Showbox: Another Blue Moon?
By Jean Godden
You may have thought Seattle's big historic preservation battles were simmering down, but now it appears that the battle over rescuing the 80-year-old Showbox Theater on First Avenue has barely begun.
Last September, a Seattle City Council bill, pushed by vocal musical lovers, voted to extend protection to the Showbox Theater for 10 months. The music venue is endangered by plans to build a 44-story apartment complex. Now councilmembers are moving ahead to extend that temporary protection for another six months.
The solution councilmembers hatched last fall was to redraw Pike Place Market's Historic District lines placing the theater under the Market's Historical Commission. What remains murky is whether an expanded historic district would include the Showboat property alone or if it would also encompass a strip of First Avenue that includes a new hotel, Starbuck, two parking lots and a strip club. City studies are ongoing and expected this month.
Meanwhile, the aging facility's "rescue" is clouded by a $40-million lawsuit brought by property owner Roger Forbes.
The preservation issue that has occupied councilmembers' time (perhaps to the neglect of more pressing issues) closely parallels another famous city-wide preservation battle. That one occurred in the 1990s and may be unfamiliar to newcomers and Millennials.
The earlier struggle focused on the Blue Moon, a University District tavern, among the first to serve beer as Prohibition ended. The Moon was a much-loved gathering place for artists, writers, intellectuals and political activists. Like the Showbox Theater today, it, too, was threatened. A developer was fast making plans to build a 35-unit apartment building replacing the Blue Moon, the old Rainbow Tavern and a nearby house.
I remember the fight well since (full disclosure) I was first to sound the alarm, breaking the news in my Post-Intelligencer column on Aug.4,1989. That led other columnists and writers to speak out and a guerilla movement formed. The Forever Blue Moon Committee included writer and historian Walt Crowley, novelist Tom Robbins, cartoonist Ray Collins and 1,500 loyal supporters. They had backing from Pulitzer Prize winning poets Carolyn Kizer and Stanley Kunitz, authors Calvin Trillin and Murray Morgan, artist Alfredo Arreguin, columnists Emmett Watson and Rick Anderson, as well as the New York Times' Tim Egan and local politicians up for election.

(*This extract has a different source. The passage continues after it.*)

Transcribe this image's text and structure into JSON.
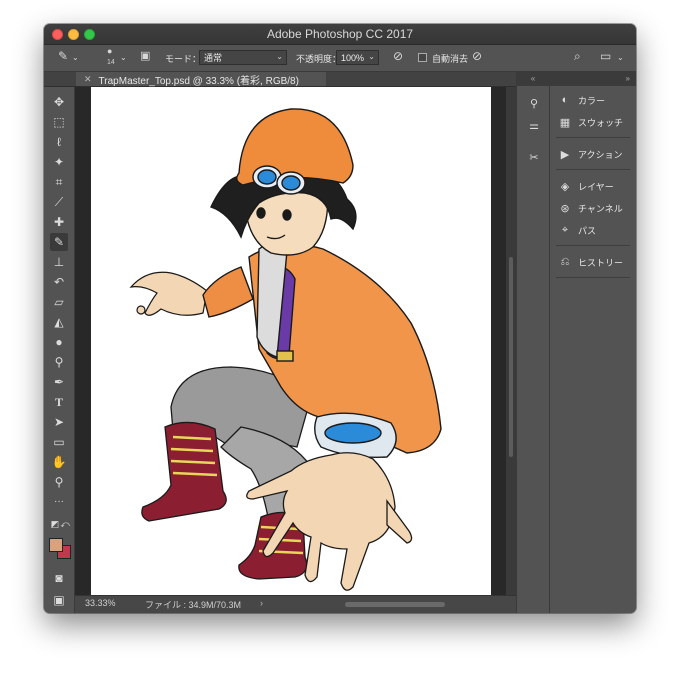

What the Moon supporters thought would save the old tavern was historic designation by the Seattle Landmarks Preservation Board. They raised funds and hired land use attorneys Jack McCullough and Jon Beighle to help rescue the tavern. (Oddly, today McCullough is involved in the Showbox debate; he's assisting owner Roger Forbes.)
First step undertaken to rescue the Moon was a Landmarks Preservation Board nomination, which was achieved. But after the supporters' premature celebration, the preservation board split, rejecting landmark status. Yes, said the board, the Blue Moon met the test of cultural significance and, yes, it met the age test. (The building first opened as a dirt-floored auto repair shop in 1923.) But the board couldn't see any connection between the tavern operation and the actual building, which might have lost "physical integrity" during a remodeling or two.
Never mind that you could see vintage graffiti and Greek verses, carved into the Moon's back booths. Nor did the board care about the fact that his University students recalled the day their professor, Pulitzer Poet Theodore Roethke, learned of a big award and shouted, "To the Moon!"
The Blue Moon was never landmarked, but it was "saved." The property owner decided to delay development and discuss a compromise (one that failed). He built elsewhere when the economy cooled and demand for apartments sagged. Meanwhile, the Blue Moon endures. Patrons can still scan Sappho's verses and enjoy a beer.
Does the same diminished fate await the aging Showbox Theater? Or will a belated landmark designation and a beguiled City Council, pushed by fans' memories of great performances (headliners from Duke Ellington, Nat King Cole and Macklemore), somehow save the old dump and its ghosts? It's a question that we're still debating.